So to build a portfolio which maximizes returns and minimizes risks, you have to hold a variety of asset classes in your portfolio. And the best way to hold a variety of asset classes is through index funds.
- Determine your long term (like retirement) and short term (like kid's college) goals. - Based on each goal come up with an investment plan. Many mutual fund websites help you plan for the above two. I have included links to Fidelity and Vanguard websites below.
Now to build your portfolio there are 4 major asset classes you need to consider - US Stocks, International Stocks, Bonds and short term funds. The one mutual fund company I know of which offers index funds in all four asset classes in Vanguard.
US Stocks To achieve the MPT diversification when investing in US stocks do not limit yourself to large blue-chip companies. Consider the smaller and growing companies in niche markets as well. Also consider other areas like REIT. To find index funds you can do a search with your brokerage firm for index funds which track these.
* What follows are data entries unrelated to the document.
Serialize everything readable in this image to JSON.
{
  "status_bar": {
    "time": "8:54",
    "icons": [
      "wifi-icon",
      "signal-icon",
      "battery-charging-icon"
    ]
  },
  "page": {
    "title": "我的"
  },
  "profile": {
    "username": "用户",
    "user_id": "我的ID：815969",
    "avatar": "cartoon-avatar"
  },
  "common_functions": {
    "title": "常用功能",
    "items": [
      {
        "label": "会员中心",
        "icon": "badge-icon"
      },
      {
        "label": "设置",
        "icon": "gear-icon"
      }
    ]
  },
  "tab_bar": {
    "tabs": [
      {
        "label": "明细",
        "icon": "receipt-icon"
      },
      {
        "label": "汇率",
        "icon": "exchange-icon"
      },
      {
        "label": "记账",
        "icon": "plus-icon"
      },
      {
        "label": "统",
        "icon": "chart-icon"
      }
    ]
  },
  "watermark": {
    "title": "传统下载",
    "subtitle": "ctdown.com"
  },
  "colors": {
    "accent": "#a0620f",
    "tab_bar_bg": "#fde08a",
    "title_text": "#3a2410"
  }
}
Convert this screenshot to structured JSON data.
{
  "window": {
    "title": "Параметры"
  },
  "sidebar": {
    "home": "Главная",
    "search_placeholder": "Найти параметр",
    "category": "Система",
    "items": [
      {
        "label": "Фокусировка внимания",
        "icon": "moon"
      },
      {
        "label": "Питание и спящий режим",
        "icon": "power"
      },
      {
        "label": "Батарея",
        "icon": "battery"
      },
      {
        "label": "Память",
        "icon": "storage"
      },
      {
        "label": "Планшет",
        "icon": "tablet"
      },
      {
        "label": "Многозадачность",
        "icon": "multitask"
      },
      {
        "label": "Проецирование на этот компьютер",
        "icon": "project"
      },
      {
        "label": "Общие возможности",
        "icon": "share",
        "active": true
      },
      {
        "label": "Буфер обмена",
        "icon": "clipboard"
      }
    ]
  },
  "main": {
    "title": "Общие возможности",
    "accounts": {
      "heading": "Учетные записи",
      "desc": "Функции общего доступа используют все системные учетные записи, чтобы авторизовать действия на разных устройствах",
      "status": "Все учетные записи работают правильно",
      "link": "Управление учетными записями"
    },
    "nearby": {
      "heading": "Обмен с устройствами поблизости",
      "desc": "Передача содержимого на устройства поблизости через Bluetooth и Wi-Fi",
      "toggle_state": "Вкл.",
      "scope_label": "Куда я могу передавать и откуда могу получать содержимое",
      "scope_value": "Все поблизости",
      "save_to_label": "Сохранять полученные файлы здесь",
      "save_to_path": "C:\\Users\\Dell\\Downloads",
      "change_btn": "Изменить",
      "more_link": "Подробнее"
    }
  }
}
Some examples are Large Cap
- Fidelity Spartan U.S. Equity Index Fund (FUSEX) (S&P 500) - Fidelity Spartan Total Market Index Fund (FSTMX) - Vanguard 500 Index fund (S&P 500) - T Rowe Price Equity Index Fund (S&P 500) Mid Cap - Fidelity Spartan Extended Market Index Fund (FSEMX) - Vanguard Extended Market Index Small Cap - Charles Schwab Small Cap Index Fund - Vanguard Small Cap Index Fund US REIT - Vanguard REIT Index Fund - Wells DJ REIT Index Fund
International Stocks Just like the diversification of US stocks, you need to include not only developed countries stock but also emerging market stock. You can also seek region wise diversification like Europe and Asia. Here are some examples - Vanguard Developed market index - Vanguard European Stock Index - Vanguard Pacific Stock Index - Vanguard Emerging Market Index
Short and Long Term Bonds Here are some examples of Bond Index Funds - Vanguard Total Bond Index - Vanguard Long Term Index - Vanguard Short Term Index - Fidelity US Bond Index
Now you know the different types of asset classes and the different index funds available, the last thing to be done is assign weightages or percentages to the different asset classes to build your portfolio If you are a young person then you can afford to take more risk since you have longer time to recover any downs in the market. So here are some suggestions For a young person - 50% US Stock out of which 20% large Cap, 10% Small and 10% REIT - 30% International of which 20% Developed and 10% Emerging Market - 20% Bonds with 15% Total Bond and 5% Short Term For a Middle Aged person - 45% US Stock out of which 20% large Cap, 7% Small and 8% REIT - 25% International of which 20% Developed and 5% Emerging Market - 30% Bonds with 25% Total Bond and 5% Short Term For a recently retired person - 45% US Stock out of which 25% large Cap, 10% Small and 10% REIT - 15% International of which 10% Developed and 5% Emerging Market - 40% Bonds with 30% Long Term and 10% Short Term